TASK DIRECTIONS:
Reprint each record exactly. Pictures are not reprinted.

RECORDS PROVIDED:
******

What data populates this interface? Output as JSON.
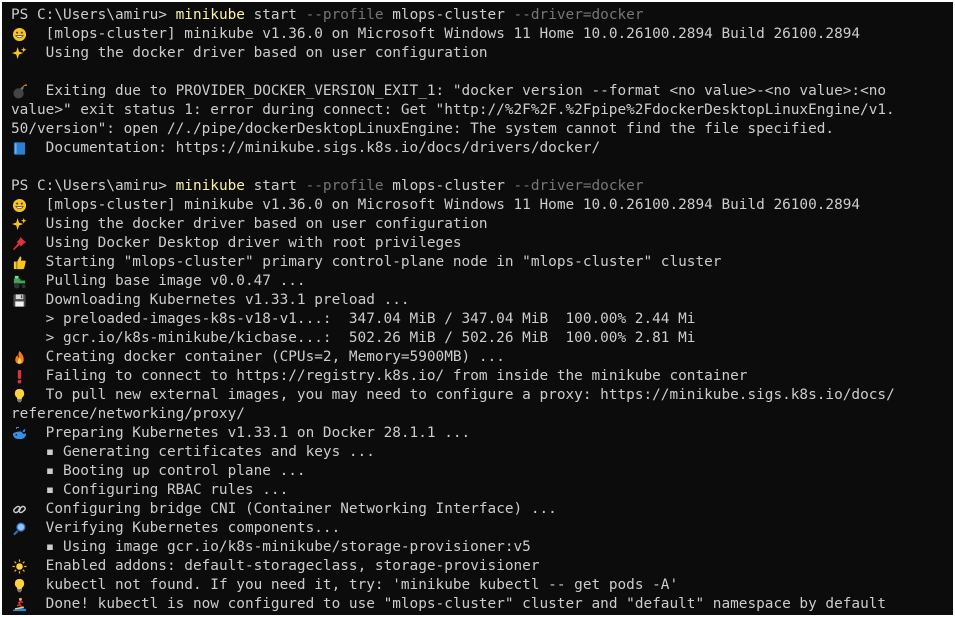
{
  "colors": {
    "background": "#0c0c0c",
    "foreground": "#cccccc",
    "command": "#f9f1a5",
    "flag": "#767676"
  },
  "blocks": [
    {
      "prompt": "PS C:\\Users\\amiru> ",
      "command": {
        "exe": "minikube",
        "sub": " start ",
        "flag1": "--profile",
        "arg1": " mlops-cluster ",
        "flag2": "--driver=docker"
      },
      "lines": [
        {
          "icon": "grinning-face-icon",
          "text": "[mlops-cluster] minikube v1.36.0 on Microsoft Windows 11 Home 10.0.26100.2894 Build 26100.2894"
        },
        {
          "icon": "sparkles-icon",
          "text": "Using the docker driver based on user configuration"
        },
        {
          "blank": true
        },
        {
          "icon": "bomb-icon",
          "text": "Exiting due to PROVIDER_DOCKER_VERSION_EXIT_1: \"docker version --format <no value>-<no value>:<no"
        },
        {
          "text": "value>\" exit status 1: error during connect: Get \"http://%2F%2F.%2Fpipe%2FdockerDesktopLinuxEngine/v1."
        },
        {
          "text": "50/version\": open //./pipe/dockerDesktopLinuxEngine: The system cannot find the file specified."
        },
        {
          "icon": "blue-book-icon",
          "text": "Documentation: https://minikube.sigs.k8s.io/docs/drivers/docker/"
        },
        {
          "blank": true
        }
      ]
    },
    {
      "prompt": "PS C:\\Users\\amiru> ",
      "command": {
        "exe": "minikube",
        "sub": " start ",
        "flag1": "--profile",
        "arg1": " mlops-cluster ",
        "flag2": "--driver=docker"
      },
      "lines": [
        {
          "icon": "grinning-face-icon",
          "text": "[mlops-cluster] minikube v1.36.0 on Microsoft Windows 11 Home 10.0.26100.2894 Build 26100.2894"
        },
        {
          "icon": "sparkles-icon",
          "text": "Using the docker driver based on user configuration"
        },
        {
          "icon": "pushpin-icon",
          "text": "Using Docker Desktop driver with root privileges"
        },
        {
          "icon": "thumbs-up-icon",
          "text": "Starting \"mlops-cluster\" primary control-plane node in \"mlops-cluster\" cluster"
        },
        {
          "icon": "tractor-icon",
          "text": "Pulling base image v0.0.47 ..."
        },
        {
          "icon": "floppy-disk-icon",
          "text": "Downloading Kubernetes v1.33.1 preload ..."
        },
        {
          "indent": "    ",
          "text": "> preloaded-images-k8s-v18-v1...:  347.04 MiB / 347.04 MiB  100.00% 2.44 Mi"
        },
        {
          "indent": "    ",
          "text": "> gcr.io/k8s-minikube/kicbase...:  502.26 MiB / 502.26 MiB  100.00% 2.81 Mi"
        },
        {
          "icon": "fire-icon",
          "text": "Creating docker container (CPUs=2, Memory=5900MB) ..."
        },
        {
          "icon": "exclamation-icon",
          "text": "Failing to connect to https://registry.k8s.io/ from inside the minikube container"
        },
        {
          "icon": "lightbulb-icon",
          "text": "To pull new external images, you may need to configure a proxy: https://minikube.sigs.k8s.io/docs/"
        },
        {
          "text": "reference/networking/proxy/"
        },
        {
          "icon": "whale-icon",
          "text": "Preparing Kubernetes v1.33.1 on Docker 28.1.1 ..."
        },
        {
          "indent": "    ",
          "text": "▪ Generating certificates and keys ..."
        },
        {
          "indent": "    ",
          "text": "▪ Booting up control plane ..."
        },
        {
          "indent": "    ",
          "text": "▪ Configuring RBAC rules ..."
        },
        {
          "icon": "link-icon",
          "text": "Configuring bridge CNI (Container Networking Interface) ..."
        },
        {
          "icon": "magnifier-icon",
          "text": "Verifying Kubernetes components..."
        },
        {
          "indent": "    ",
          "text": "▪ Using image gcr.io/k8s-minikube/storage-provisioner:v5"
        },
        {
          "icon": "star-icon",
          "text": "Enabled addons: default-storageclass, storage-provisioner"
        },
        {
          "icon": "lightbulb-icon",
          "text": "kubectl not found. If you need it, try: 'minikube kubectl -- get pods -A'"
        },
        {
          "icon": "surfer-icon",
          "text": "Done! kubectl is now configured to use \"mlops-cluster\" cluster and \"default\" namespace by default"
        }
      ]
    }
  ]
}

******

TASK RESPONSE:
What data populates this interface? Output as JSON.
{
  "colors": {
    "background": "#0c0c0c",
    "foreground": "#cccccc",
    "command": "#f9f1a5",
    "flag": "#767676"
  },
  "blocks": [
    {
      "prompt": "PS C:\\Users\\amiru> ",
      "command": {
        "exe": "minikube",
        "sub": " start ",
        "flag1": "--profile",
        "arg1": " mlops-cluster ",
        "flag2": "--driver=docker"
      },
      "lines": [
        {
          "icon": "grinning-face-icon",
          "text": "[mlops-cluster] minikube v1.36.0 on Microsoft Windows 11 Home 10.0.26100.2894 Build 26100.2894"
        },
        {
          "icon": "sparkles-icon",
          "text": "Using the docker driver based on user configuration"
        },
        {
          "blank": true
        },
        {
          "icon": "bomb-icon",
          "text": "Exiting due to PROVIDER_DOCKER_VERSION_EXIT_1: \"docker version --format <no value>-<no value>:<no"
        },
        {
          "text": "value>\" exit status 1: error during connect: Get \"http://%2F%2F.%2Fpipe%2FdockerDesktopLinuxEngine/v1."
        },
        {
          "text": "50/version\": open //./pipe/dockerDesktopLinuxEngine: The system cannot find the file specified."
        },
        {
          "icon": "blue-book-icon",
          "text": "Documentation: https://minikube.sigs.k8s.io/docs/drivers/docker/"
        },
        {
          "blank": true
        }
      ]
    },
    {
      "prompt": "PS C:\\Users\\amiru> ",
      "command": {
        "exe": "minikube",
        "sub": " start ",
        "flag1": "--profile",
        "arg1": " mlops-cluster ",
        "flag2": "--driver=docker"
      },
      "lines": [
        {
          "icon": "grinning-face-icon",
          "text": "[mlops-cluster] minikube v1.36.0 on Microsoft Windows 11 Home 10.0.26100.2894 Build 26100.2894"
        },
        {
          "icon": "sparkles-icon",
          "text": "Using the docker driver based on user configuration"
        },
        {
          "icon": "pushpin-icon",
          "text": "Using Docker Desktop driver with root privileges"
        },
        {
          "icon": "thumbs-up-icon",
          "text": "Starting \"mlops-cluster\" primary control-plane node in \"mlops-cluster\" cluster"
        },
        {
          "icon": "tractor-icon",
          "text": "Pulling base image v0.0.47 ..."
        },
        {
          "icon": "floppy-disk-icon",
          "text": "Downloading Kubernetes v1.33.1 preload ..."
        },
        {
          "indent": "    ",
          "text": "> preloaded-images-k8s-v18-v1...:  347.04 MiB / 347.04 MiB  100.00% 2.44 Mi"
        },
        {
          "indent": "    ",
          "text": "> gcr.io/k8s-minikube/kicbase...:  502.26 MiB / 502.26 MiB  100.00% 2.81 Mi"
        },
        {
          "icon": "fire-icon",
          "text": "Creating docker container (CPUs=2, Memory=5900MB) ..."
        },
        {
          "icon": "exclamation-icon",
          "text": "Failing to connect to https://registry.k8s.io/ from inside the minikube container"
        },
        {
          "icon": "lightbulb-icon",
          "text": "To pull new external images, you may need to configure a proxy: https://minikube.sigs.k8s.io/docs/"
        },
        {
          "text": "reference/networking/proxy/"
        },
        {
          "icon": "whale-icon",
          "text": "Preparing Kubernetes v1.33.1 on Docker 28.1.1 ..."
        },
        {
          "indent": "    ",
          "text": "▪ Generating certificates and keys ..."
        },
        {
          "indent": "    ",
          "text": "▪ Booting up control plane ..."
        },
        {
          "indent": "    ",
          "text": "▪ Configuring RBAC rules ..."
        },
        {
          "icon": "link-icon",
          "text": "Configuring bridge CNI (Container Networking Interface) ..."
        },
        {
          "icon": "magnifier-icon",
          "text": "Verifying Kubernetes components..."
        },
        {
          "indent": "    ",
          "text": "▪ Using image gcr.io/k8s-minikube/storage-provisioner:v5"
        },
        {
          "icon": "star-icon",
          "text": "Enabled addons: default-storageclass, storage-provisioner"
        },
        {
          "icon": "lightbulb-icon",
          "text": "kubectl not found. If you need it, try: 'minikube kubectl -- get pods -A'"
        },
        {
          "icon": "surfer-icon",
          "text": "Done! kubectl is now configured to use \"mlops-cluster\" cluster and \"default\" namespace by default"
        }
      ]
    }
  ]
}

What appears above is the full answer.